Filter the listing and keep only the lines with the word "from".

*** DATA FOR REVIEW ***

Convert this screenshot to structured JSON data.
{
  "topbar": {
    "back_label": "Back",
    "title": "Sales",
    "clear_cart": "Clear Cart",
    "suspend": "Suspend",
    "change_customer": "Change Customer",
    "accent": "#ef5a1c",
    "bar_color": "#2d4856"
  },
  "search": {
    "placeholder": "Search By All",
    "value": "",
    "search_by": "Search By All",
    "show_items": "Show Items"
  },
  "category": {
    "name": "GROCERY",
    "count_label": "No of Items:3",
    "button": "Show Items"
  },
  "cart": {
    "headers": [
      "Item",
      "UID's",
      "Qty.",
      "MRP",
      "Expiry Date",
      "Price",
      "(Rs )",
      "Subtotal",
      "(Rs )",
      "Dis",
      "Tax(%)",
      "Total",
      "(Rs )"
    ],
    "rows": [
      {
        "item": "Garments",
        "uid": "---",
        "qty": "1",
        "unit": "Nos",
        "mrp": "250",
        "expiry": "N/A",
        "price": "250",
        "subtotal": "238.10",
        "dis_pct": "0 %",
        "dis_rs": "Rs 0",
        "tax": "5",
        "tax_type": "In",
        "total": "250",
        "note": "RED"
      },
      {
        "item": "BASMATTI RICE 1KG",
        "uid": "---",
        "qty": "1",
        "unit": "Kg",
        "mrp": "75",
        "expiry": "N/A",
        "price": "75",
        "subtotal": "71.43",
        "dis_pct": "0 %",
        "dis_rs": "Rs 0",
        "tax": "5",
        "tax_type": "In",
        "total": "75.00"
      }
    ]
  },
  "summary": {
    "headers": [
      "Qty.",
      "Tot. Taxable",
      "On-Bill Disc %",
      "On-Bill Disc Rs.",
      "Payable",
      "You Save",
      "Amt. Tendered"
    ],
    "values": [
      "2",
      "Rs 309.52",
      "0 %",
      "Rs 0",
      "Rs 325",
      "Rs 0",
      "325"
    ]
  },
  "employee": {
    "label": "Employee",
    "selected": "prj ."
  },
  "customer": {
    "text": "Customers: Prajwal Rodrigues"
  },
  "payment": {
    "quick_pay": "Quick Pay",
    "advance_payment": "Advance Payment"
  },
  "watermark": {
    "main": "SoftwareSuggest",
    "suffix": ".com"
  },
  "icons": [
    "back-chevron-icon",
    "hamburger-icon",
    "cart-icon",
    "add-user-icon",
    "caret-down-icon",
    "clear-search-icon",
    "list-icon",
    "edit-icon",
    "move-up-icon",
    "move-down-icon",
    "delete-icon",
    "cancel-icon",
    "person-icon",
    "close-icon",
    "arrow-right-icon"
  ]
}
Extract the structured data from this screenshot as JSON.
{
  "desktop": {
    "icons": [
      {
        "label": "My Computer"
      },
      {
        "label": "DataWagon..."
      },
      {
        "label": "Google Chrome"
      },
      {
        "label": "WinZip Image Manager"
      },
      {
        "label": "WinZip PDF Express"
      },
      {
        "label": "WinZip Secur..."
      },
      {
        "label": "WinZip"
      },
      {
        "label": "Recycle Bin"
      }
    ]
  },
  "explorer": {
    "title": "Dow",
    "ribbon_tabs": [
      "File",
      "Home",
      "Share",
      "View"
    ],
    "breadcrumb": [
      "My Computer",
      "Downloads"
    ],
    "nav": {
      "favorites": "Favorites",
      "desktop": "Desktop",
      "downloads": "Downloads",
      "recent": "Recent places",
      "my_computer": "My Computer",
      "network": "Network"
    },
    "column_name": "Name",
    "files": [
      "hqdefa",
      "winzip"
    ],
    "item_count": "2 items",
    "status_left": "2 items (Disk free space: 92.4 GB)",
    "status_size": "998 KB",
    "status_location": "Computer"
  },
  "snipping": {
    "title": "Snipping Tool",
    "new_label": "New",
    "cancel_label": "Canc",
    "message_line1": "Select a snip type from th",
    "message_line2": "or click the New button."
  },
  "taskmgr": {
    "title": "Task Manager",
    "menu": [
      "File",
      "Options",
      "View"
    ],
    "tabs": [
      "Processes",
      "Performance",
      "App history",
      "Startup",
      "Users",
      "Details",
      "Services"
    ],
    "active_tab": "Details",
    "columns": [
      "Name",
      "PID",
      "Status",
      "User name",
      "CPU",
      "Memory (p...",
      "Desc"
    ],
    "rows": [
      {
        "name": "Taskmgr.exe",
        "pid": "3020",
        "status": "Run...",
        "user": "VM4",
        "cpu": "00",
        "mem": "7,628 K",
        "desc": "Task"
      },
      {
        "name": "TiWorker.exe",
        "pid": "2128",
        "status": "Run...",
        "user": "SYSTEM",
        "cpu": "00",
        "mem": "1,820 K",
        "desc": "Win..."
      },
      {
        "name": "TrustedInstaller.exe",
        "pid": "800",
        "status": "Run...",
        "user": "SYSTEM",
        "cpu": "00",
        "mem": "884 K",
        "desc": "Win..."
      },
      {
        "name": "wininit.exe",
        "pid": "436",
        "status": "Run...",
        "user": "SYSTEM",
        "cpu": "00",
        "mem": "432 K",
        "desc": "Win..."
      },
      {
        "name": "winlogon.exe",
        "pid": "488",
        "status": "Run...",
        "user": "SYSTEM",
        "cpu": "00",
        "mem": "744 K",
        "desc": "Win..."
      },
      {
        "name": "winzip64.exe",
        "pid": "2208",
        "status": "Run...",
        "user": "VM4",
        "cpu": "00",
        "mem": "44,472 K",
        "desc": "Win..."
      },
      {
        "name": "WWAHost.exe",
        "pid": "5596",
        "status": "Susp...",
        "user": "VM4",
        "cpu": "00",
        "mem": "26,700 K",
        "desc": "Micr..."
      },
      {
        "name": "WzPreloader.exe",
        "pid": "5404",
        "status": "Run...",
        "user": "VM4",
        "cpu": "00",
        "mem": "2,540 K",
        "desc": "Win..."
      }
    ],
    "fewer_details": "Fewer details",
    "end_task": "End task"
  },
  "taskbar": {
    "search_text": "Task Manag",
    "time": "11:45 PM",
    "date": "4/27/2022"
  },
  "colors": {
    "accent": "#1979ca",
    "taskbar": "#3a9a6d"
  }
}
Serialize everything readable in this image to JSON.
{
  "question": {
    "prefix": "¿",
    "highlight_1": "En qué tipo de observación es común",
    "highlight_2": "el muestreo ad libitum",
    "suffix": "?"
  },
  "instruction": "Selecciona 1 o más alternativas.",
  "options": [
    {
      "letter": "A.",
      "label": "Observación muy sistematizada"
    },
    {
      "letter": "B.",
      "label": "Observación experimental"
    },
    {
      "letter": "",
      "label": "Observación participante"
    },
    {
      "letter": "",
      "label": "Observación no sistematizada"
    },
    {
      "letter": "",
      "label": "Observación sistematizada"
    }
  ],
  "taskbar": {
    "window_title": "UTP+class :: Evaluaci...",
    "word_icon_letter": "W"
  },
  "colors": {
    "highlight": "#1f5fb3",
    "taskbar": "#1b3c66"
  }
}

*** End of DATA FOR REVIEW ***

** REPLY TO THE TASK **
Extract the structured data from this screenshot as JSON.
    "message_line1": "Select a snip type from th",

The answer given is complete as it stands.